The problem: Quote every entry word for word.

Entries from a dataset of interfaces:
*** Begin section ***
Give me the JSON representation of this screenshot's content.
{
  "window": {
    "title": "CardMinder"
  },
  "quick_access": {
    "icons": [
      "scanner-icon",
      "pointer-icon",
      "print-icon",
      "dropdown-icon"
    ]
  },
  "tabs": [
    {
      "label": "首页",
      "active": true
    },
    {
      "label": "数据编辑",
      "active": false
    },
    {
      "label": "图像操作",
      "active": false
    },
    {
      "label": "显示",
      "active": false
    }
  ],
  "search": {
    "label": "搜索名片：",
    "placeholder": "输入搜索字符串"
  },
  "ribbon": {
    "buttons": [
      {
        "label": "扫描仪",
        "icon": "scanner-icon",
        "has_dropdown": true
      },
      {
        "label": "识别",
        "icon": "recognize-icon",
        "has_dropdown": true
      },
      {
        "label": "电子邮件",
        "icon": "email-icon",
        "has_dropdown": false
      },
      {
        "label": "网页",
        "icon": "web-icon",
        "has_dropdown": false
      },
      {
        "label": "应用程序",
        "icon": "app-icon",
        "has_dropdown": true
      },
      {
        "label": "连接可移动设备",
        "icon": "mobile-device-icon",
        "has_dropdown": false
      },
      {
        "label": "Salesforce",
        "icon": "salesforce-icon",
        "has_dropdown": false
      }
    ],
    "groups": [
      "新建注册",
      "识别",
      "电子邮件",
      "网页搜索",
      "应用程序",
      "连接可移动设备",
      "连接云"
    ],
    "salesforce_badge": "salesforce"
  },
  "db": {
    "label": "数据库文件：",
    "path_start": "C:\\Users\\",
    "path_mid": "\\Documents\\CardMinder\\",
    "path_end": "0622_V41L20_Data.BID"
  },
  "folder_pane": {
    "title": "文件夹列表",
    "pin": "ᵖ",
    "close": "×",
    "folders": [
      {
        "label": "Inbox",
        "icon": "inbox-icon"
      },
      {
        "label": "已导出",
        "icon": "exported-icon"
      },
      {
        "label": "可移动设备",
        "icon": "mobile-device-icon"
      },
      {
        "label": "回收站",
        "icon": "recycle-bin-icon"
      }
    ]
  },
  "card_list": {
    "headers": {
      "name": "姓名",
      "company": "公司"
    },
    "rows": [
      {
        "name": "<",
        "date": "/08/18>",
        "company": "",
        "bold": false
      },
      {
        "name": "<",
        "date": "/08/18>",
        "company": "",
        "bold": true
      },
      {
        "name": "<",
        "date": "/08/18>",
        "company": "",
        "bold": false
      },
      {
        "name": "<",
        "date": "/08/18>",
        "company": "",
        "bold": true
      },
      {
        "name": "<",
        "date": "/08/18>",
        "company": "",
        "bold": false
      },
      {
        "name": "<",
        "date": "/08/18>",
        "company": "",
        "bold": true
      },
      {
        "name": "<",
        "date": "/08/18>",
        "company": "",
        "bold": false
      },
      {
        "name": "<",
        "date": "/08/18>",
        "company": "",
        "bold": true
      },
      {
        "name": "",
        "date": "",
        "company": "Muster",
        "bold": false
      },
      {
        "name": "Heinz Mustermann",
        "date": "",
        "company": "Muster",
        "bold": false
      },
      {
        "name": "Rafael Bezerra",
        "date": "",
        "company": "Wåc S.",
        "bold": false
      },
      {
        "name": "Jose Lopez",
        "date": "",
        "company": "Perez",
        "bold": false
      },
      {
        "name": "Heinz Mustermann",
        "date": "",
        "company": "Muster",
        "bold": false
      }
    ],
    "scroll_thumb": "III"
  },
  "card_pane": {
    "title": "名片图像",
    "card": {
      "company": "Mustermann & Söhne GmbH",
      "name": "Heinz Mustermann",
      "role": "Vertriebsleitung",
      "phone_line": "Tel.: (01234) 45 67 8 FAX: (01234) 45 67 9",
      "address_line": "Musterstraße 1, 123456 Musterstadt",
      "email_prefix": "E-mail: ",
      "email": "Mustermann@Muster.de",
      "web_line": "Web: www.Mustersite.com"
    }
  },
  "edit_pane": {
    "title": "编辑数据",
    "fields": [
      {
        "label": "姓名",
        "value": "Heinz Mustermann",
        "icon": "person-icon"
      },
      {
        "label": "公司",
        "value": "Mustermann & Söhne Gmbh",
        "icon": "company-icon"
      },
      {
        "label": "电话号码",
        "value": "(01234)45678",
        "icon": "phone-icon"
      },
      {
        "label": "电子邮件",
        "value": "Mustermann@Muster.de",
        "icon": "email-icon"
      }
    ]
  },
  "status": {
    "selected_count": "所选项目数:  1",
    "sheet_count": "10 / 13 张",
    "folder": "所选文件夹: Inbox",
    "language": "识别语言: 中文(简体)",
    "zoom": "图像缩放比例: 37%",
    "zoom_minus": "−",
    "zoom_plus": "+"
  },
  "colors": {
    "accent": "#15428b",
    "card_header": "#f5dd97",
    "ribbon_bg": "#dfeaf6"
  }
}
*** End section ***
Your response:
Give me the JSON representation of this screenshot's content.
{
  "window": {
    "title": "CardMinder"
  },
  "quick_access": {
    "icons": [
      "scanner-icon",
      "pointer-icon",
      "print-icon",
      "dropdown-icon"
    ]
  },
  "tabs": [
    {
      "label": "首页",
      "active": true
    },
    {
      "label": "数据编辑",
      "active": false
    },
    {
      "label": "图像操作",
      "active": false
    },
    {
      "label": "显示",
      "active": false
    }
  ],
  "search": {
    "label": "搜索名片：",
    "placeholder": "输入搜索字符串"
  },
  "ribbon": {
    "buttons": [
      {
        "label": "扫描仪",
        "icon": "scanner-icon",
        "has_dropdown": true
      },
      {
        "label": "识别",
        "icon": "recognize-icon",
        "has_dropdown": true
      },
      {
        "label": "电子邮件",
        "icon": "email-icon",
        "has_dropdown": false
      },
      {
        "label": "网页",
        "icon": "web-icon",
        "has_dropdown": false
      },
      {
        "label": "应用程序",
        "icon": "app-icon",
        "has_dropdown": true
      },
      {
        "label": "连接可移动设备",
        "icon": "mobile-device-icon",
        "has_dropdown": false
      },
      {
        "label": "Salesforce",
        "icon": "salesforce-icon",
        "has_dropdown": false
      }
    ],
    "groups": [
      "新建注册",
      "识别",
      "电子邮件",
      "网页搜索",
      "应用程序",
      "连接可移动设备",
      "连接云"
    ],
    "salesforce_badge": "salesforce"
  },
  "db": {
    "label": "数据库文件：",
    "path_start": "C:\\Users\\",
    "path_mid": "\\Documents\\CardMinder\\",
    "path_end": "0622_V41L20_Data.BID"
  },
  "folder_pane": {
    "title": "文件夹列表",
    "pin": "ᵖ",
    "close": "×",
    "folders": [
      {
        "label": "Inbox",
        "icon": "inbox-icon"
      },
      {
        "label": "已导出",
        "icon": "exported-icon"
      },
      {
        "label": "可移动设备",
        "icon": "mobile-device-icon"
      },
      {
        "label": "回收站",
        "icon": "recycle-bin-icon"
      }
    ]
  },
  "card_list": {
    "headers": {
      "name": "姓名",
      "company": "公司"
    },
    "rows": [
      {
        "name": "<",
        "date": "/08/18>",
        "company": "",
        "bold": false
      },
      {
        "name": "<",
        "date": "/08/18>",
        "company": "",
        "bold": true
      },
      {
        "name": "<",
        "date": "/08/18>",
        "company": "",
        "bold": false
      },
      {
        "name": "<",
        "date": "/08/18>",
        "company": "",
        "bold": true
      },
      {
        "name": "<",
        "date": "/08/18>",
        "company": "",
        "bold": false
      },
      {
        "name": "<",
        "date": "/08/18>",
        "company": "",
        "bold": true
      },
      {
        "name": "<",
        "date": "/08/18>",
        "company": "",
        "bold": false
      },
      {
        "name": "<",
        "date": "/08/18>",
        "company": "",
        "bold": true
      },
      {
        "name": "",
        "date": "",
        "company": "Muster",
        "bold": false
      },
      {
        "name": "Heinz Mustermann",
        "date": "",
        "company": "Muster",
        "bold": false
      },
      {
        "name": "Rafael Bezerra",
        "date": "",
        "company": "Wåc S.",
        "bold": false
      },
      {
        "name": "Jose Lopez",
        "date": "",
        "company": "Perez",
        "bold": false
      },
      {
        "name": "Heinz Mustermann",
        "date": "",
        "company": "Muster",
        "bold": false
      }
    ],
    "scroll_thumb": "III"
  },
  "card_pane": {
    "title": "名片图像",
    "card": {
      "company": "Mustermann & Söhne GmbH",
      "name": "Heinz Mustermann",
      "role": "Vertriebsleitung",
      "phone_line": "Tel.: (01234) 45 67 8 FAX: (01234) 45 67 9",
      "address_line": "Musterstraße 1, 123456 Musterstadt",
      "email_prefix": "E-mail: ",
      "email": "Mustermann@Muster.de",
      "web_line": "Web: www.Mustersite.com"
    }
  },
  "edit_pane": {
    "title": "编辑数据",
    "fields": [
      {
        "label": "姓名",
        "value": "Heinz Mustermann",
        "icon": "person-icon"
      },
      {
        "label": "公司",
        "value": "Mustermann & Söhne Gmbh",
        "icon": "company-icon"
      },
      {
        "label": "电话号码",
        "value": "(01234)45678",
        "icon": "phone-icon"
      },
      {
        "label": "电子邮件",
        "value": "Mustermann@Muster.de",
        "icon": "email-icon"
      }
    ]
  },
  "status": {
    "selected_count": "所选项目数:  1",
    "sheet_count": "10 / 13 张",
    "folder": "所选文件夹: Inbox",
    "language": "识别语言: 中文(简体)",
    "zoom": "图像缩放比例: 37%",
    "zoom_minus": "−",
    "zoom_plus": "+"
  },
  "colors": {
    "accent": "#15428b",
    "card_header": "#f5dd97",
    "ribbon_bg": "#dfeaf6"
  }
}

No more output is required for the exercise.